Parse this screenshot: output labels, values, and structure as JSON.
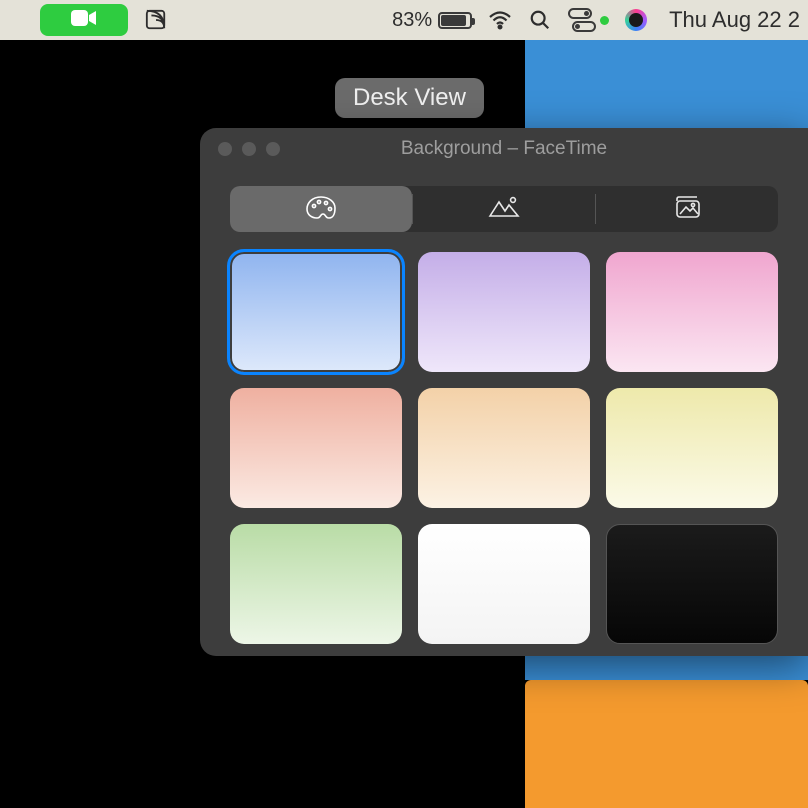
{
  "menubar": {
    "battery_percent": "83%",
    "date_time": "Thu Aug 22  2"
  },
  "desk_view_label": "Desk View",
  "window": {
    "title": "Background – FaceTime",
    "tabs": {
      "colors": "Colors",
      "wallpapers": "Wallpapers",
      "photos": "Photos",
      "selected": "colors"
    },
    "swatches": [
      {
        "name": "blue",
        "gradient_top": "#8fb4ef",
        "gradient_bottom": "#dee9fb",
        "selected": true
      },
      {
        "name": "purple",
        "gradient_top": "#c4aee8",
        "gradient_bottom": "#efe7fa",
        "selected": false
      },
      {
        "name": "pink",
        "gradient_top": "#f0a6cf",
        "gradient_bottom": "#fbe6f2",
        "selected": false
      },
      {
        "name": "coral",
        "gradient_top": "#efb0a0",
        "gradient_bottom": "#fbeae3",
        "selected": false
      },
      {
        "name": "peach",
        "gradient_top": "#f3d1a8",
        "gradient_bottom": "#fcf2e4",
        "selected": false
      },
      {
        "name": "yellow",
        "gradient_top": "#eee9ab",
        "gradient_bottom": "#fbfae8",
        "selected": false
      },
      {
        "name": "green",
        "gradient_top": "#b9dca6",
        "gradient_bottom": "#edf6e7",
        "selected": false
      },
      {
        "name": "white",
        "gradient_top": "#ffffff",
        "gradient_bottom": "#f4f4f4",
        "selected": false
      },
      {
        "name": "black",
        "gradient_top": "#1b1b1b",
        "gradient_bottom": "#060606",
        "selected": false
      }
    ]
  }
}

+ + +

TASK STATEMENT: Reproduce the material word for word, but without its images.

RESPONSE TO THIS EXERCISE:
Parse this screenshot: output labels, values, and structure as JSON.
{
  "menubar": {
    "battery_percent": "83%",
    "date_time": "Thu Aug 22  2"
  },
  "desk_view_label": "Desk View",
  "window": {
    "title": "Background – FaceTime",
    "tabs": {
      "colors": "Colors",
      "wallpapers": "Wallpapers",
      "photos": "Photos",
      "selected": "colors"
    },
    "swatches": [
      {
        "name": "blue",
        "gradient_top": "#8fb4ef",
        "gradient_bottom": "#dee9fb",
        "selected": true
      },
      {
        "name": "purple",
        "gradient_top": "#c4aee8",
        "gradient_bottom": "#efe7fa",
        "selected": false
      },
      {
        "name": "pink",
        "gradient_top": "#f0a6cf",
        "gradient_bottom": "#fbe6f2",
        "selected": false
      },
      {
        "name": "coral",
        "gradient_top": "#efb0a0",
        "gradient_bottom": "#fbeae3",
        "selected": false
      },
      {
        "name": "peach",
        "gradient_top": "#f3d1a8",
        "gradient_bottom": "#fcf2e4",
        "selected": false
      },
      {
        "name": "yellow",
        "gradient_top": "#eee9ab",
        "gradient_bottom": "#fbfae8",
        "selected": false
      },
      {
        "name": "green",
        "gradient_top": "#b9dca6",
        "gradient_bottom": "#edf6e7",
        "selected": false
      },
      {
        "name": "white",
        "gradient_top": "#ffffff",
        "gradient_bottom": "#f4f4f4",
        "selected": false
      },
      {
        "name": "black",
        "gradient_top": "#1b1b1b",
        "gradient_bottom": "#060606",
        "selected": false
      }
    ]
  }
}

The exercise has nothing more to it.